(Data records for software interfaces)
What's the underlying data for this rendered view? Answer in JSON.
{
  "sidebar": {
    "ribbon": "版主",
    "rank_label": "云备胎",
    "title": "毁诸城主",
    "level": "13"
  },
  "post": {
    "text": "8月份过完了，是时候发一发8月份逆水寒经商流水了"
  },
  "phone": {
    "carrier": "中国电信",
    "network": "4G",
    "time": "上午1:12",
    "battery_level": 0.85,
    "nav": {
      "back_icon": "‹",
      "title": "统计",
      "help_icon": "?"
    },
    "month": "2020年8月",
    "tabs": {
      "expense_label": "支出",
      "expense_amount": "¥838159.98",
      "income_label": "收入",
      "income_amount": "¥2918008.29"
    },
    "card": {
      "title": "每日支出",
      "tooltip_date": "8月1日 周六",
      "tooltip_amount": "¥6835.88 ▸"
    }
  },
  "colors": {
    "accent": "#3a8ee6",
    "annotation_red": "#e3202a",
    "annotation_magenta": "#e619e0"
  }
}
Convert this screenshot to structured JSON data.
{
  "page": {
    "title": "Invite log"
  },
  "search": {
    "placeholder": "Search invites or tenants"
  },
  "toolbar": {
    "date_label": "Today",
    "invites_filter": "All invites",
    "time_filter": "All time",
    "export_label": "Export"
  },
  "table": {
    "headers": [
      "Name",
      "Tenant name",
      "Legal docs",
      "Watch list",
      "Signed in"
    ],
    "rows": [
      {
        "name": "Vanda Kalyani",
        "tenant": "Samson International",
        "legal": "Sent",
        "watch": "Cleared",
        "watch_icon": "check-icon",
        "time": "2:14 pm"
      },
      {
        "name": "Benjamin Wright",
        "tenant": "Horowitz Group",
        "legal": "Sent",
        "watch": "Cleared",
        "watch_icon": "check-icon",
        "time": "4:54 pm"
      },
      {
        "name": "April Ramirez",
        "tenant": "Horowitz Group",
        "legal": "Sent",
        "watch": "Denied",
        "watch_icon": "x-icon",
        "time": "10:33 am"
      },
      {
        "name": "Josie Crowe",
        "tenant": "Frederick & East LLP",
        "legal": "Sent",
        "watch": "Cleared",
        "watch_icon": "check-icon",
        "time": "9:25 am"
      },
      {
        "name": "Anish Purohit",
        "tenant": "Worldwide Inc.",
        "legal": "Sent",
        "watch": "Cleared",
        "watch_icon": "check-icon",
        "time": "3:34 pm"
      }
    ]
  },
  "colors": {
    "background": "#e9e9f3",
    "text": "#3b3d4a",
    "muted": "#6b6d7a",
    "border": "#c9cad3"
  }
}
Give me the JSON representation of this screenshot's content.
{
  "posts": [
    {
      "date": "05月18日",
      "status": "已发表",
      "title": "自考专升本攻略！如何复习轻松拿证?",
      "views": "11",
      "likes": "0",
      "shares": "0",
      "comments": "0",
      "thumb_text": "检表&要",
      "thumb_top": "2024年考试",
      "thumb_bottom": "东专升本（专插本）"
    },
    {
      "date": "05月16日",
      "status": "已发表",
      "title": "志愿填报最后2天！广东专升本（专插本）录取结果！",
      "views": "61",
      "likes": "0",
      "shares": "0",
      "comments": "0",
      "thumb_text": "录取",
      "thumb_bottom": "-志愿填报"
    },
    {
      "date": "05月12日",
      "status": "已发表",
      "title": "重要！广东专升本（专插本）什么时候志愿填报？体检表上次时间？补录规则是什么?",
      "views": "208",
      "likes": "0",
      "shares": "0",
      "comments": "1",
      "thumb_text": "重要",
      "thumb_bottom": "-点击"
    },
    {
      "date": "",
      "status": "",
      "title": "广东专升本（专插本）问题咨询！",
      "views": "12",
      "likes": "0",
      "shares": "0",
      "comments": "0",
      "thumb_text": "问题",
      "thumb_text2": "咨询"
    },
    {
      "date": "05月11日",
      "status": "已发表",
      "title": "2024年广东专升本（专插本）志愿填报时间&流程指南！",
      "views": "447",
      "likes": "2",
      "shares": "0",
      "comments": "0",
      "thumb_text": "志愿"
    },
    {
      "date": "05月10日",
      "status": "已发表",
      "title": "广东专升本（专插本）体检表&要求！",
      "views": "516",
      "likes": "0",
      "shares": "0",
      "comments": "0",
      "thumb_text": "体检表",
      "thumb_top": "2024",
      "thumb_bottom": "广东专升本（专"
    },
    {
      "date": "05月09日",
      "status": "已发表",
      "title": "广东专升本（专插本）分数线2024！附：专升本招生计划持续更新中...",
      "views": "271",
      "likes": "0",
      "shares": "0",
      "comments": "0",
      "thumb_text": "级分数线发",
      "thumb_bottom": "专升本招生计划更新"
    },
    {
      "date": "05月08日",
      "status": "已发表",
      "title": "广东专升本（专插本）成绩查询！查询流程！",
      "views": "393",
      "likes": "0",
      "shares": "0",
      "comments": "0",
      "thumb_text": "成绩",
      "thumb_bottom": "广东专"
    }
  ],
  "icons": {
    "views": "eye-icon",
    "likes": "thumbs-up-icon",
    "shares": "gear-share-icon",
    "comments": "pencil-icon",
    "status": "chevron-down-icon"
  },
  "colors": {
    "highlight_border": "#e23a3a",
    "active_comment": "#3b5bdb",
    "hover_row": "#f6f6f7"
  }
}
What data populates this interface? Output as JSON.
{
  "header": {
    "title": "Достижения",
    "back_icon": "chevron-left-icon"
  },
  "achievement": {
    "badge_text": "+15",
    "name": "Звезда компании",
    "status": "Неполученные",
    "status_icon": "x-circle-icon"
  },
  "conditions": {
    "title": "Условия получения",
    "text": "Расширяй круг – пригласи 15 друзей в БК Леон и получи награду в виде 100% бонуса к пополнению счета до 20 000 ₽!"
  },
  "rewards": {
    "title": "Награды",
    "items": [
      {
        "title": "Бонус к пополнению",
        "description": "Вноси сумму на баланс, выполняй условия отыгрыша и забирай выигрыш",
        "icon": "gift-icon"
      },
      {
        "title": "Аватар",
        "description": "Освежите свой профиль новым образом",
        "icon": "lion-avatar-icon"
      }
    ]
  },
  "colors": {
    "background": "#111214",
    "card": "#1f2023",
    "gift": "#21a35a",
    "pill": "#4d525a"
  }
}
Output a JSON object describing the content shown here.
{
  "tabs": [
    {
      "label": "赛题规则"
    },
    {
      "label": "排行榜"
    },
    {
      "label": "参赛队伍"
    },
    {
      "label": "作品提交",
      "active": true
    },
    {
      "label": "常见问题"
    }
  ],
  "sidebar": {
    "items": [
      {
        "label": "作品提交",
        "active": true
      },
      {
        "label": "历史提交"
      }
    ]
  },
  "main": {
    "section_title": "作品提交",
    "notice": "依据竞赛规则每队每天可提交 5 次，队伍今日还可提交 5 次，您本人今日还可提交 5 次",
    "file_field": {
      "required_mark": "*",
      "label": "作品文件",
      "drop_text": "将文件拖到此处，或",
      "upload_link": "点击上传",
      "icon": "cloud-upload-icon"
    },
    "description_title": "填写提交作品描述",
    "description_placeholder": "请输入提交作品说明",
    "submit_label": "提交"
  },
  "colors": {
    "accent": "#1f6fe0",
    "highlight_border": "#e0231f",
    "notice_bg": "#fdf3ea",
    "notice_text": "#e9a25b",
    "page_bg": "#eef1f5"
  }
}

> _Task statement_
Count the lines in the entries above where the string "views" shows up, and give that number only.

> _Answer for the task_
9